    (16)(A) Subject to subparagraph (B), the term “marihuana” means all parts of the plant Cannabis sativa L., whether growing or not; the seeds thereof; the resin extracted from any part of such plant; and every compound, manufacture, salt, derivative, mixture, or preparation of such plant, its seeds or resin.
    (B) The term “marihuana” does not include (i) hemp, as defined in section 297A of the Agricultural Marketing Act of 1946; or (ii) the mature stalks of such plant, fiber produced from such stalks, oil or cake made from the seeds of such plant, any other compound, manufacture, salt, derivative, mixture, or preparation of such mature stalks (except the resin extracted therefrom), fiber, oil, or cake, or the sterilized seed of such plant which is incapable of germination.

    By replacing the racist term “marihuana” with its anglicized homonym “marijuana”, then that federal law will become race neutral.

    By defining marijuana in a straightforward way, instead of adumbrating its meaning with this embedded riddle, “What is ‘all parts of the plant’, and simultaneously ‘does not include the mature stalks’?”, then the Necessary and Proper Clause will be respected, and the Commerce Clause won’t be used to prohibit commercial activity of cannabis and its products.

    By clearly describing how marijuana is actually derived from cannabis, then it will be easier to determine whether to also deschedule marijuana, based on the adulterated medical value that marijuana itself derives from descheduled cannabis.

    By including the legitimate federal prohibitions within the definition, then cannabis will be carefully descheduled for citizens within a perimeter of limited federal controls that conform to the 2nd, 9th, 10th, and 14th Amendments, and inhibit children from “smoking marijuana”.

    By insisting that Congress does each of these things to the definition, then the versatile, valuable, renewable natural resource that is identified as the plant Cannabis sativa L., will be known as the carefully descheduled precursor plant that can be used for both “marijuana” and “hemp” under state regulations, instead of being federally misconstrued as either the prohibited “marijuana plant” or the exempted “hemp plant”.

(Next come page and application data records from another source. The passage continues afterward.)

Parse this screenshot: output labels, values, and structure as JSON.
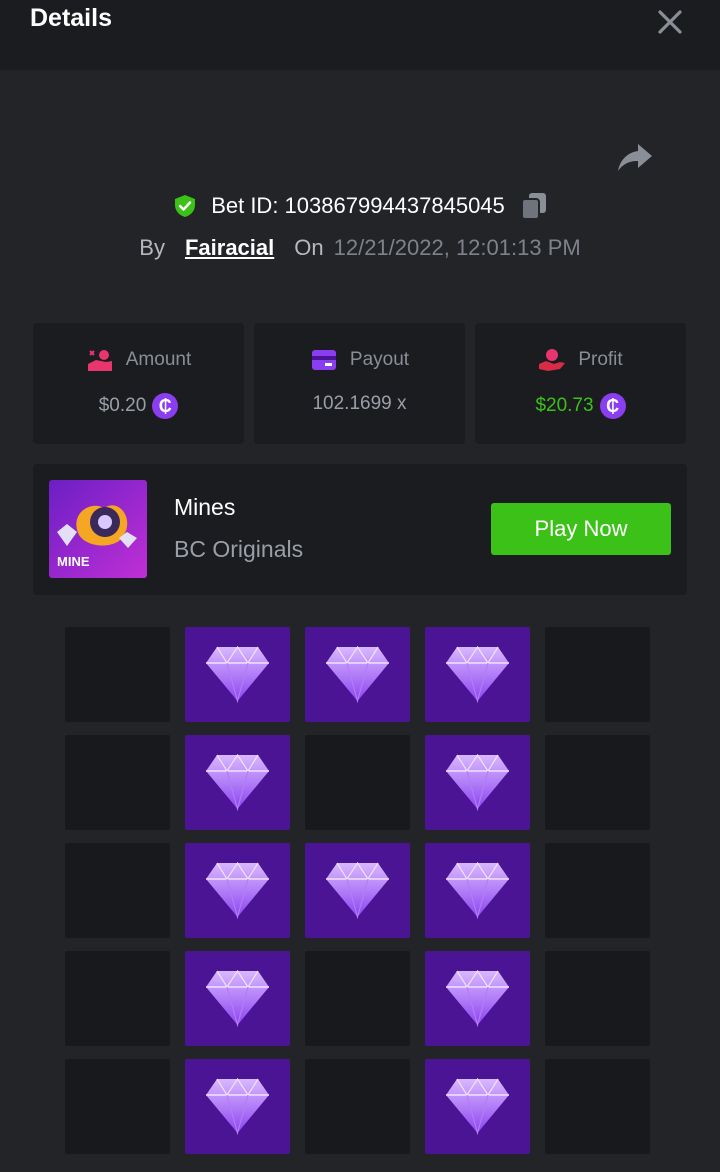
{
  "header": {
    "title": "Details",
    "close_icon": "close-icon"
  },
  "share_icon": "share-icon",
  "bet": {
    "id_text": "Bet ID: 103867994437845045",
    "by_label": "By",
    "user": "Fairacial",
    "on_label": "On",
    "date": "12/21/2022, 12:01:13 PM"
  },
  "stats": [
    {
      "label": "Amount",
      "value": "$0.20",
      "icon": "money-hand-icon",
      "currency": "coin-icon"
    },
    {
      "label": "Payout",
      "value": "102.1699 x",
      "icon": "card-icon"
    },
    {
      "label": "Profit",
      "value": "$20.73",
      "icon": "profit-hand-icon",
      "currency": "coin-icon",
      "value_color": "#3bc117"
    }
  ],
  "coin_symbol": "₵",
  "game": {
    "name": "Mines",
    "provider": "BC Originals",
    "thumb_text": "MINE",
    "play_label": "Play Now",
    "play_color": "#3bc117"
  },
  "grid": {
    "rows": 5,
    "cols": 5,
    "tiles": [
      [
        0,
        1,
        1,
        1,
        0
      ],
      [
        0,
        1,
        0,
        1,
        0
      ],
      [
        0,
        1,
        1,
        1,
        0
      ],
      [
        0,
        1,
        0,
        1,
        0
      ],
      [
        0,
        1,
        0,
        1,
        0
      ]
    ],
    "gem_color": "#4a1495"
  }
}
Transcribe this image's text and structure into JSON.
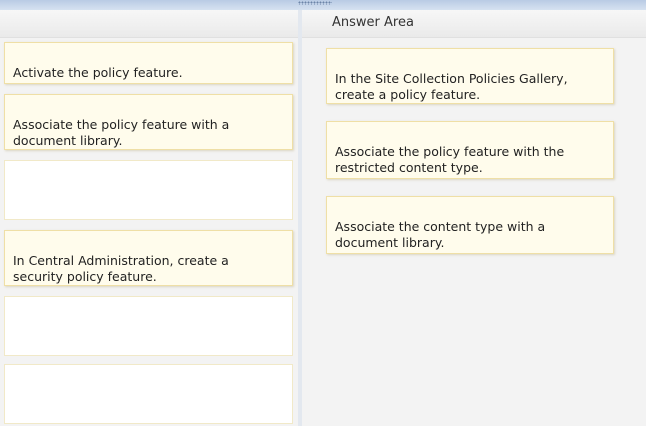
{
  "answer_area": {
    "title": "Answer Area"
  },
  "source_items": [
    {
      "label": "Activate the policy feature."
    },
    {
      "label": "Associate the policy feature with a\ndocument library."
    },
    {
      "label": "In Central Administration, create a\nsecurity policy feature."
    }
  ],
  "answer_items": [
    {
      "label": "In the Site Collection Policies Gallery,\ncreate a policy feature."
    },
    {
      "label": "Associate the policy feature with the\nrestricted content type."
    },
    {
      "label": "Associate the content type with a\ndocument library."
    }
  ]
}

    By simply reconstructing the malformed definition, then marijuana law will be reformed to uphold the civil rights expressed in the legal documents of the Founding Fathers, by helping to prevent misconstruction or abuse of the Constitution’s powers, extend the ground of public confidence in the Government, and best ensure the beneficent ends of its institution, as well as establish Justice, insure domestic Tranquility, provide for the common defense, promote the general Welfare, and secure the Blessings of Liberty to ourselves and our Posterity, by adhering to the self-evident truths that all men are created equal, that they are endowed by their Creator with certain unalienable Rights, and that among these are Life, Liberty and the pursuit of Happiness.